━━━━━ MATERIAL PROVIDED ━━━━━

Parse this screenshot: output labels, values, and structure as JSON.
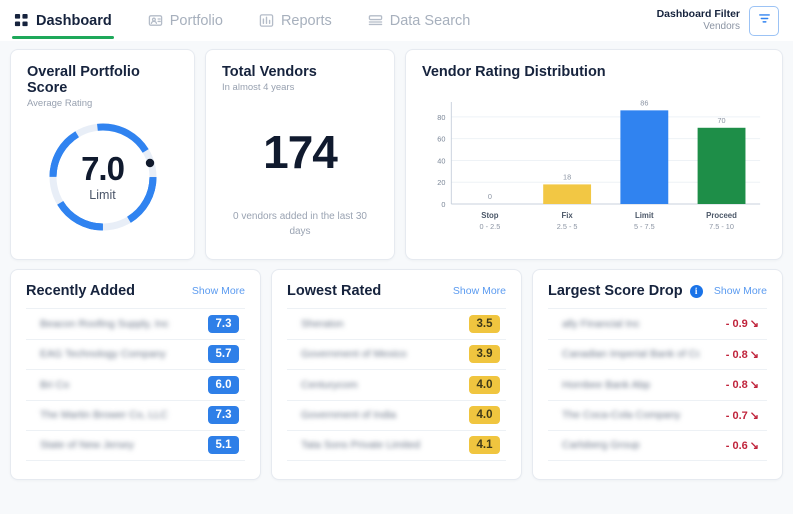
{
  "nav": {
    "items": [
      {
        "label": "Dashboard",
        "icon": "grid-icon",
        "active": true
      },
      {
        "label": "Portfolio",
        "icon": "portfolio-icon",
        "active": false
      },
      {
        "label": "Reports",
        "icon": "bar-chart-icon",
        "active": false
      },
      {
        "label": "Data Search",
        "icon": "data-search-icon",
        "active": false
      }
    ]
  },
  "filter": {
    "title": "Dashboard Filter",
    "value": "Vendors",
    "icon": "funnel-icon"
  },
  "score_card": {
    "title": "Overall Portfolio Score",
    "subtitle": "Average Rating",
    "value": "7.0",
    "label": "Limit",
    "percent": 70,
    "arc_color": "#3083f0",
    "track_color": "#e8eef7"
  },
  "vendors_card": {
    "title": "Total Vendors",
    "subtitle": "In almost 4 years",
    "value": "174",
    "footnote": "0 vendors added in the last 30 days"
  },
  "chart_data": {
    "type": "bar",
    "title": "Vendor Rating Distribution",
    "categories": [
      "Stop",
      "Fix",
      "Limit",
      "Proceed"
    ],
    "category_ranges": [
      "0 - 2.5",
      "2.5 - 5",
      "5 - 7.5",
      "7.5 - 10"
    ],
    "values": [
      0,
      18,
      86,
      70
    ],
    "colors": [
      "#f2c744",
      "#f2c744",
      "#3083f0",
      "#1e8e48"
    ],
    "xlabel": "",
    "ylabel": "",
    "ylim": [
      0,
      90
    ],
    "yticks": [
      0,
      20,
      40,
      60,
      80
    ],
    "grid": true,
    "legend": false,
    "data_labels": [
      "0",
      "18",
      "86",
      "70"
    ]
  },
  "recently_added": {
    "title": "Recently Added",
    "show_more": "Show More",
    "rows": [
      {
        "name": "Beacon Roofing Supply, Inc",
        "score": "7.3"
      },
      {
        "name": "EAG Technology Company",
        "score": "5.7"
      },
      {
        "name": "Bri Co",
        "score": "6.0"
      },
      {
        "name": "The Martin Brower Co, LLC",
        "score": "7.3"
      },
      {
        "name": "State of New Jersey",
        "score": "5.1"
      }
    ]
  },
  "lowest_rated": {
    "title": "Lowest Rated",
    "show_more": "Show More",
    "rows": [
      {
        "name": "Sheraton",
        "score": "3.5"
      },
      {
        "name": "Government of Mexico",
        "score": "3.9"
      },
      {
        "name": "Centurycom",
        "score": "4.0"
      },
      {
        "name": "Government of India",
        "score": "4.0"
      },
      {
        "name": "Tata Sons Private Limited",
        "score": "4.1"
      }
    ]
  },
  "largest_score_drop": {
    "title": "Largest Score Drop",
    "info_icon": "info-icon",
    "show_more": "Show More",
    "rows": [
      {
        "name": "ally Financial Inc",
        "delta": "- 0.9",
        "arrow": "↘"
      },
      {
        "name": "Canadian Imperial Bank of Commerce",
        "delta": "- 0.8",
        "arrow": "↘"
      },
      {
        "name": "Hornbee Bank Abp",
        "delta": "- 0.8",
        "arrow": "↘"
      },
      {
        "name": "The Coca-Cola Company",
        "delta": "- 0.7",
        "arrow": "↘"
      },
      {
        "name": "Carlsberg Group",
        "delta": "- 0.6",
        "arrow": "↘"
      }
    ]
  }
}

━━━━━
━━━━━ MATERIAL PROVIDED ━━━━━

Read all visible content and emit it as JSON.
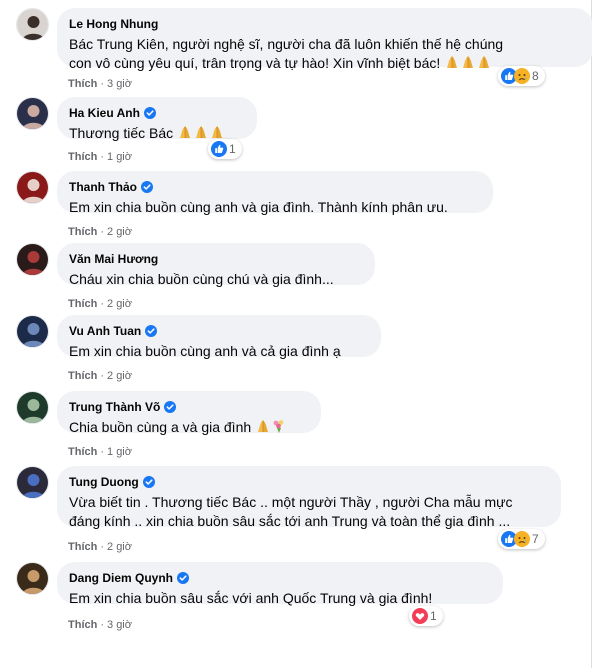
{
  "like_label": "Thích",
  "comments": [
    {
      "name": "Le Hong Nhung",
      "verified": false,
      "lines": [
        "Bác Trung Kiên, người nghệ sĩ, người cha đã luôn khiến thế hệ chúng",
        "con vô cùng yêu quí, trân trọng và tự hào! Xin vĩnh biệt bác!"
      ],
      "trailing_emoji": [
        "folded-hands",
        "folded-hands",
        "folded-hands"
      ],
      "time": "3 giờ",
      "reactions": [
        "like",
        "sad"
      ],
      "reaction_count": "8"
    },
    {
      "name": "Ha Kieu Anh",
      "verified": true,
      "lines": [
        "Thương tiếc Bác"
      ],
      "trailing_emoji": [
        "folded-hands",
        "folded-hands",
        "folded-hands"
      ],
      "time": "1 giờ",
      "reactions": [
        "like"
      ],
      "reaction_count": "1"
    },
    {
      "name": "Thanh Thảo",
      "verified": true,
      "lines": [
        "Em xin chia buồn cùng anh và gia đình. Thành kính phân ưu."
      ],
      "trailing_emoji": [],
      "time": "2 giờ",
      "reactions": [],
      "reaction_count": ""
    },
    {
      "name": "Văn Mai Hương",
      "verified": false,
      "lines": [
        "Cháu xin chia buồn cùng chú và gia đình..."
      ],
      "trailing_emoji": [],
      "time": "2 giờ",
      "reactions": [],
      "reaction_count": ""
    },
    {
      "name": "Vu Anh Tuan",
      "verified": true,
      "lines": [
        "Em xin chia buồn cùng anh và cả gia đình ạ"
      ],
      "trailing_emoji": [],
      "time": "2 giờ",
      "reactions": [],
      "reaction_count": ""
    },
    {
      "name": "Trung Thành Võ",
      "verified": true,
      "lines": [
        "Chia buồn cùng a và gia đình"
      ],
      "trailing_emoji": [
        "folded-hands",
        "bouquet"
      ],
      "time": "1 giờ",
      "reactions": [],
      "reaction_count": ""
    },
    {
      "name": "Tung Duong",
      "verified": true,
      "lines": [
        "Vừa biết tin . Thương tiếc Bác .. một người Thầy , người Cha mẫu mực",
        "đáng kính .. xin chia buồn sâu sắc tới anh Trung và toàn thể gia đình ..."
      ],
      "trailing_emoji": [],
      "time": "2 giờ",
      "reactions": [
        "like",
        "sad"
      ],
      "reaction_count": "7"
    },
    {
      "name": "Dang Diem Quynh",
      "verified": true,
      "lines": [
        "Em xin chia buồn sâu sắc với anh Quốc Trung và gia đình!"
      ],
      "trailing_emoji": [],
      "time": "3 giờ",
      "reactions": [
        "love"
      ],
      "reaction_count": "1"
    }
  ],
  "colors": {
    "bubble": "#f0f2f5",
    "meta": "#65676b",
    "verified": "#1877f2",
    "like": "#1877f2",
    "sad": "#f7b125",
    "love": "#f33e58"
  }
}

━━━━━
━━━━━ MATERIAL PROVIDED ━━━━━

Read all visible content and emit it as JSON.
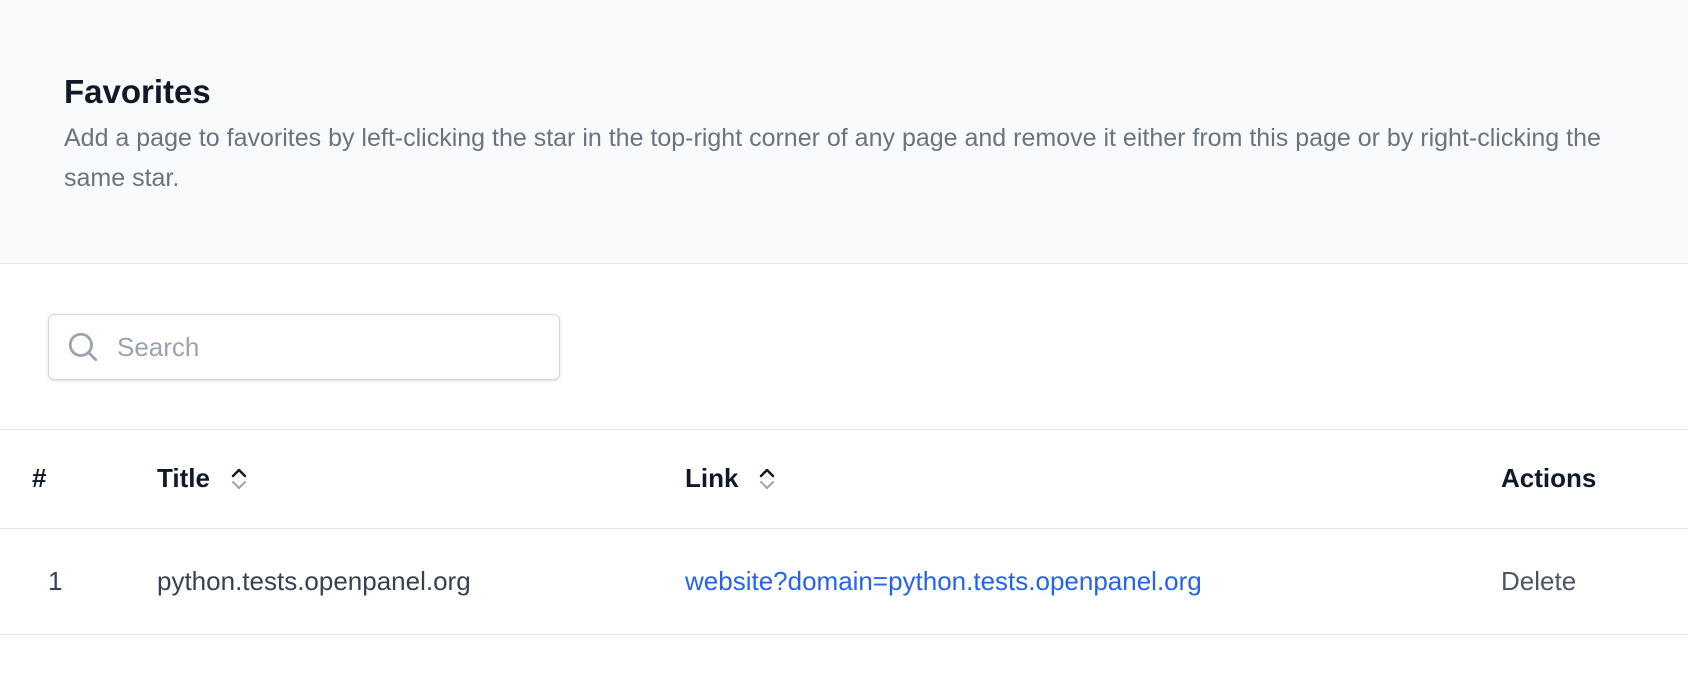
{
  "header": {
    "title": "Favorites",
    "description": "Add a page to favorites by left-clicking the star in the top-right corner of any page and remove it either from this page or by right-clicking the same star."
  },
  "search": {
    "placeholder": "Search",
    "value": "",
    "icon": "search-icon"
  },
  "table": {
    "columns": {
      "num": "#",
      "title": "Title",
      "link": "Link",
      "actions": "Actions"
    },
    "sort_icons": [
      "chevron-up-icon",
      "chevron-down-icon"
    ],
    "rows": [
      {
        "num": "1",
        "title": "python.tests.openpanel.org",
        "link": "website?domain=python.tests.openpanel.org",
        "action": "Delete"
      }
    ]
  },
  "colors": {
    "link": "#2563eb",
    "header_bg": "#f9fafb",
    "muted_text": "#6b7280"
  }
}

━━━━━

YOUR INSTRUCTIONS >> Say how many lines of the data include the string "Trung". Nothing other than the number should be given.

RESULT >> 4